[Component data from apps and pages]
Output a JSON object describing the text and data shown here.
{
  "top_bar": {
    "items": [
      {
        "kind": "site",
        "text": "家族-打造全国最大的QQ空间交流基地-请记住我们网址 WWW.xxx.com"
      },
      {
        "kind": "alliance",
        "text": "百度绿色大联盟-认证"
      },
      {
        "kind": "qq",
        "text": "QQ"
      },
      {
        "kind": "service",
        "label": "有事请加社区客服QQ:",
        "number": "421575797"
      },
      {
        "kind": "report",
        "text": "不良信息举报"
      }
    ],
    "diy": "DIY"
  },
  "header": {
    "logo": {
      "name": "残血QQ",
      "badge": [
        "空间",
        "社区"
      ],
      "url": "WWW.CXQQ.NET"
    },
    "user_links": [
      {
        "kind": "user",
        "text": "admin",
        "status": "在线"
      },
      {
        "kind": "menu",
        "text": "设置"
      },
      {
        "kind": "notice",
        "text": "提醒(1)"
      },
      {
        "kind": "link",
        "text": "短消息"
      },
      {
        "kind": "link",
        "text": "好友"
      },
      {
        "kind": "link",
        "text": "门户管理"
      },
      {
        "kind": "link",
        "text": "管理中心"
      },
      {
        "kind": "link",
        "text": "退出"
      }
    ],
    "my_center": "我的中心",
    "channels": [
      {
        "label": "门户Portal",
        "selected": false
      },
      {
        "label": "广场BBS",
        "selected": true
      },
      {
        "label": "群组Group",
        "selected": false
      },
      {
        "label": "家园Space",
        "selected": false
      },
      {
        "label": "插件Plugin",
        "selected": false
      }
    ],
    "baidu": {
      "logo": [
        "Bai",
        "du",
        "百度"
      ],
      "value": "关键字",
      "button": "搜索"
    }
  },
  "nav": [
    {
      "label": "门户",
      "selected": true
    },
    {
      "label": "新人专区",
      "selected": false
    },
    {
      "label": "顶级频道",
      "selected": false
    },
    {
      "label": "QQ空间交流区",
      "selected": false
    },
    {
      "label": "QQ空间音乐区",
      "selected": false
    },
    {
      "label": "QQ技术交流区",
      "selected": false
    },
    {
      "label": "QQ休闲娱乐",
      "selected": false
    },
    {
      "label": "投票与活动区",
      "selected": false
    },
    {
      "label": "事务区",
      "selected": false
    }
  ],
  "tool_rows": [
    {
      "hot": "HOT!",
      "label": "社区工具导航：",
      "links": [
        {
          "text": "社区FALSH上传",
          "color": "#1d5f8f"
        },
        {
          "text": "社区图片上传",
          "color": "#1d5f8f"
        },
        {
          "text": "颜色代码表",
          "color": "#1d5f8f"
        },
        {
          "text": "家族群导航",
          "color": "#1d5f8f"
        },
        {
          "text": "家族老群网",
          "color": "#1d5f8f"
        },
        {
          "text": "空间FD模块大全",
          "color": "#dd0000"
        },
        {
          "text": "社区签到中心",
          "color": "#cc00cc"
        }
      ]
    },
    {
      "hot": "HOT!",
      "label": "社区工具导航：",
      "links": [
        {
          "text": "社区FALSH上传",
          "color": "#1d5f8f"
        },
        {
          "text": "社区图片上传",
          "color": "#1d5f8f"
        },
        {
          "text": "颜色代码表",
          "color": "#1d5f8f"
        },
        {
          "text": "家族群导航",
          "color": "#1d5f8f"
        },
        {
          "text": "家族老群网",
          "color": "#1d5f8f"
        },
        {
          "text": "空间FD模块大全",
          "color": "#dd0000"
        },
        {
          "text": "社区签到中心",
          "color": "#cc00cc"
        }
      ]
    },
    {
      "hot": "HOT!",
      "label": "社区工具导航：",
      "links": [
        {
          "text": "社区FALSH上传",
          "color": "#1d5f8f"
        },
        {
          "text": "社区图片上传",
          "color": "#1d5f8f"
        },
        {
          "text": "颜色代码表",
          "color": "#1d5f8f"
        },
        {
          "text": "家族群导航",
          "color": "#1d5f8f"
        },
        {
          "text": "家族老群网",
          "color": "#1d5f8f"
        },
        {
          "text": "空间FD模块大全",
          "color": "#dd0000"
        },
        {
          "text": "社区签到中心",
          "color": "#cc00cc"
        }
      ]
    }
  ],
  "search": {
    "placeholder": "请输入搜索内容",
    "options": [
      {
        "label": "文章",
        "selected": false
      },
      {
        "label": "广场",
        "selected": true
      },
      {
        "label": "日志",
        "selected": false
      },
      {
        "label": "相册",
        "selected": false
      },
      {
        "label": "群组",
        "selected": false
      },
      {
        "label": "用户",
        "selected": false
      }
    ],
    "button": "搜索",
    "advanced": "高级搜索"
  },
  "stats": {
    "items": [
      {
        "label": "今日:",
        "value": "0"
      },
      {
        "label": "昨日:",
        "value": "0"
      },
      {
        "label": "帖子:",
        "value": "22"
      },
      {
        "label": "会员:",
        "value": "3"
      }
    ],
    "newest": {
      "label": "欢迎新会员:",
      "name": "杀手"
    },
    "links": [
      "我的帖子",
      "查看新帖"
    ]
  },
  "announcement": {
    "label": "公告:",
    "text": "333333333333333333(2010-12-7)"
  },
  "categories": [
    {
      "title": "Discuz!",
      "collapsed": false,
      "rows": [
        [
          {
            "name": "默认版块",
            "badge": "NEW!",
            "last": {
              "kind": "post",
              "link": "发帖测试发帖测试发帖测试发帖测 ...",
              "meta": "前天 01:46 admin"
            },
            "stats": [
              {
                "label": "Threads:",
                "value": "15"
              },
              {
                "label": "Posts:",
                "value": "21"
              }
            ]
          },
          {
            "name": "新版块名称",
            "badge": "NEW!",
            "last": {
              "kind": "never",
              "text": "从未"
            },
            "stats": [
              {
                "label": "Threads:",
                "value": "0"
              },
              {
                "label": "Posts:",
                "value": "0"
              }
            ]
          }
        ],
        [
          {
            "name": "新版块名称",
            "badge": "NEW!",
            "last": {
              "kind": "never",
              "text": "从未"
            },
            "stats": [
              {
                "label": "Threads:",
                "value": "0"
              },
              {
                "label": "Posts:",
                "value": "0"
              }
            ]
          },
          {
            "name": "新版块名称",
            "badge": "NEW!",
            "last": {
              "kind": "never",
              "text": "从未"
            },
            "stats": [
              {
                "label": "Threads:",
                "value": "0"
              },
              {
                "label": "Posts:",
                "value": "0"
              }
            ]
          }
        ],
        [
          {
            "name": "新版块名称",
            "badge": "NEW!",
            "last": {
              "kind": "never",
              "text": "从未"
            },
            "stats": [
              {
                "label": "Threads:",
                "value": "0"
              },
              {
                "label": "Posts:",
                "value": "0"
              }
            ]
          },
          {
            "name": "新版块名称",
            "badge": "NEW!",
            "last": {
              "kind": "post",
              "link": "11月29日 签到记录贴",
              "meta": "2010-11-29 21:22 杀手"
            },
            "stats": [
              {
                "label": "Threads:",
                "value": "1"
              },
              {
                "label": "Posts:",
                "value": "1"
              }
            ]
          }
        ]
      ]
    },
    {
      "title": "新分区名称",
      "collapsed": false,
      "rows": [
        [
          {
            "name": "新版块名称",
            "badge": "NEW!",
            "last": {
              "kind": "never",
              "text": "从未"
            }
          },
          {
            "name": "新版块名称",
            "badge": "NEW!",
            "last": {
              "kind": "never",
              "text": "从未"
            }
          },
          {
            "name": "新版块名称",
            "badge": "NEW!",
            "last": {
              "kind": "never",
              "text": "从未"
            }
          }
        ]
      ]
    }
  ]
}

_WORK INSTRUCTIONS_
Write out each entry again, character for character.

_FINISHED EXERCISE_
Output a JSON object describing the text and data shown here.
{
  "top_bar": {
    "items": [
      {
        "kind": "site",
        "text": "家族-打造全国最大的QQ空间交流基地-请记住我们网址 WWW.xxx.com"
      },
      {
        "kind": "alliance",
        "text": "百度绿色大联盟-认证"
      },
      {
        "kind": "qq",
        "text": "QQ"
      },
      {
        "kind": "service",
        "label": "有事请加社区客服QQ:",
        "number": "421575797"
      },
      {
        "kind": "report",
        "text": "不良信息举报"
      }
    ],
    "diy": "DIY"
  },
  "header": {
    "logo": {
      "name": "残血QQ",
      "badge": [
        "空间",
        "社区"
      ],
      "url": "WWW.CXQQ.NET"
    },
    "user_links": [
      {
        "kind": "user",
        "text": "admin",
        "status": "在线"
      },
      {
        "kind": "menu",
        "text": "设置"
      },
      {
        "kind": "notice",
        "text": "提醒(1)"
      },
      {
        "kind": "link",
        "text": "短消息"
      },
      {
        "kind": "link",
        "text": "好友"
      },
      {
        "kind": "link",
        "text": "门户管理"
      },
      {
        "kind": "link",
        "text": "管理中心"
      },
      {
        "kind": "link",
        "text": "退出"
      }
    ],
    "my_center": "我的中心",
    "channels": [
      {
        "label": "门户Portal",
        "selected": false
      },
      {
        "label": "广场BBS",
        "selected": true
      },
      {
        "label": "群组Group",
        "selected": false
      },
      {
        "label": "家园Space",
        "selected": false
      },
      {
        "label": "插件Plugin",
        "selected": false
      }
    ],
    "baidu": {
      "logo": [
        "Bai",
        "du",
        "百度"
      ],
      "value": "关键字",
      "button": "搜索"
    }
  },
  "nav": [
    {
      "label": "门户",
      "selected": true
    },
    {
      "label": "新人专区",
      "selected": false
    },
    {
      "label": "顶级频道",
      "selected": false
    },
    {
      "label": "QQ空间交流区",
      "selected": false
    },
    {
      "label": "QQ空间音乐区",
      "selected": false
    },
    {
      "label": "QQ技术交流区",
      "selected": false
    },
    {
      "label": "QQ休闲娱乐",
      "selected": false
    },
    {
      "label": "投票与活动区",
      "selected": false
    },
    {
      "label": "事务区",
      "selected": false
    }
  ],
  "tool_rows": [
    {
      "hot": "HOT!",
      "label": "社区工具导航：",
      "links": [
        {
          "text": "社区FALSH上传",
          "color": "#1d5f8f"
        },
        {
          "text": "社区图片上传",
          "color": "#1d5f8f"
        },
        {
          "text": "颜色代码表",
          "color": "#1d5f8f"
        },
        {
          "text": "家族群导航",
          "color": "#1d5f8f"
        },
        {
          "text": "家族老群网",
          "color": "#1d5f8f"
        },
        {
          "text": "空间FD模块大全",
          "color": "#dd0000"
        },
        {
          "text": "社区签到中心",
          "color": "#cc00cc"
        }
      ]
    },
    {
      "hot": "HOT!",
      "label": "社区工具导航：",
      "links": [
        {
          "text": "社区FALSH上传",
          "color": "#1d5f8f"
        },
        {
          "text": "社区图片上传",
          "color": "#1d5f8f"
        },
        {
          "text": "颜色代码表",
          "color": "#1d5f8f"
        },
        {
          "text": "家族群导航",
          "color": "#1d5f8f"
        },
        {
          "text": "家族老群网",
          "color": "#1d5f8f"
        },
        {
          "text": "空间FD模块大全",
          "color": "#dd0000"
        },
        {
          "text": "社区签到中心",
          "color": "#cc00cc"
        }
      ]
    },
    {
      "hot": "HOT!",
      "label": "社区工具导航：",
      "links": [
        {
          "text": "社区FALSH上传",
          "color": "#1d5f8f"
        },
        {
          "text": "社区图片上传",
          "color": "#1d5f8f"
        },
        {
          "text": "颜色代码表",
          "color": "#1d5f8f"
        },
        {
          "text": "家族群导航",
          "color": "#1d5f8f"
        },
        {
          "text": "家族老群网",
          "color": "#1d5f8f"
        },
        {
          "text": "空间FD模块大全",
          "color": "#dd0000"
        },
        {
          "text": "社区签到中心",
          "color": "#cc00cc"
        }
      ]
    }
  ],
  "search": {
    "placeholder": "请输入搜索内容",
    "options": [
      {
        "label": "文章",
        "selected": false
      },
      {
        "label": "广场",
        "selected": true
      },
      {
        "label": "日志",
        "selected": false
      },
      {
        "label": "相册",
        "selected": false
      },
      {
        "label": "群组",
        "selected": false
      },
      {
        "label": "用户",
        "selected": false
      }
    ],
    "button": "搜索",
    "advanced": "高级搜索"
  },
  "stats": {
    "items": [
      {
        "label": "今日:",
        "value": "0"
      },
      {
        "label": "昨日:",
        "value": "0"
      },
      {
        "label": "帖子:",
        "value": "22"
      },
      {
        "label": "会员:",
        "value": "3"
      }
    ],
    "newest": {
      "label": "欢迎新会员:",
      "name": "杀手"
    },
    "links": [
      "我的帖子",
      "查看新帖"
    ]
  },
  "announcement": {
    "label": "公告:",
    "text": "333333333333333333(2010-12-7)"
  },
  "categories": [
    {
      "title": "Discuz!",
      "collapsed": false,
      "rows": [
        [
          {
            "name": "默认版块",
            "badge": "NEW!",
            "last": {
              "kind": "post",
              "link": "发帖测试发帖测试发帖测试发帖测 ...",
              "meta": "前天 01:46 admin"
            },
            "stats": [
              {
                "label": "Threads:",
                "value": "15"
              },
              {
                "label": "Posts:",
                "value": "21"
              }
            ]
          },
          {
            "name": "新版块名称",
            "badge": "NEW!",
            "last": {
              "kind": "never",
              "text": "从未"
            },
            "stats": [
              {
                "label": "Threads:",
                "value": "0"
              },
              {
                "label": "Posts:",
                "value": "0"
              }
            ]
          }
        ],
        [
          {
            "name": "新版块名称",
            "badge": "NEW!",
            "last": {
              "kind": "never",
              "text": "从未"
            },
            "stats": [
              {
                "label": "Threads:",
                "value": "0"
              },
              {
                "label": "Posts:",
                "value": "0"
              }
            ]
          },
          {
            "name": "新版块名称",
            "badge": "NEW!",
            "last": {
              "kind": "never",
              "text": "从未"
            },
            "stats": [
              {
                "label": "Threads:",
                "value": "0"
              },
              {
                "label": "Posts:",
                "value": "0"
              }
            ]
          }
        ],
        [
          {
            "name": "新版块名称",
            "badge": "NEW!",
            "last": {
              "kind": "never",
              "text": "从未"
            },
            "stats": [
              {
                "label": "Threads:",
                "value": "0"
              },
              {
                "label": "Posts:",
                "value": "0"
              }
            ]
          },
          {
            "name": "新版块名称",
            "badge": "NEW!",
            "last": {
              "kind": "post",
              "link": "11月29日 签到记录贴",
              "meta": "2010-11-29 21:22 杀手"
            },
            "stats": [
              {
                "label": "Threads:",
                "value": "1"
              },
              {
                "label": "Posts:",
                "value": "1"
              }
            ]
          }
        ]
      ]
    },
    {
      "title": "新分区名称",
      "collapsed": false,
      "rows": [
        [
          {
            "name": "新版块名称",
            "badge": "NEW!",
            "last": {
              "kind": "never",
              "text": "从未"
            }
          },
          {
            "name": "新版块名称",
            "badge": "NEW!",
            "last": {
              "kind": "never",
              "text": "从未"
            }
          },
          {
            "name": "新版块名称",
            "badge": "NEW!",
            "last": {
              "kind": "never",
              "text": "从未"
            }
          }
        ]
      ]
    }
  ]
}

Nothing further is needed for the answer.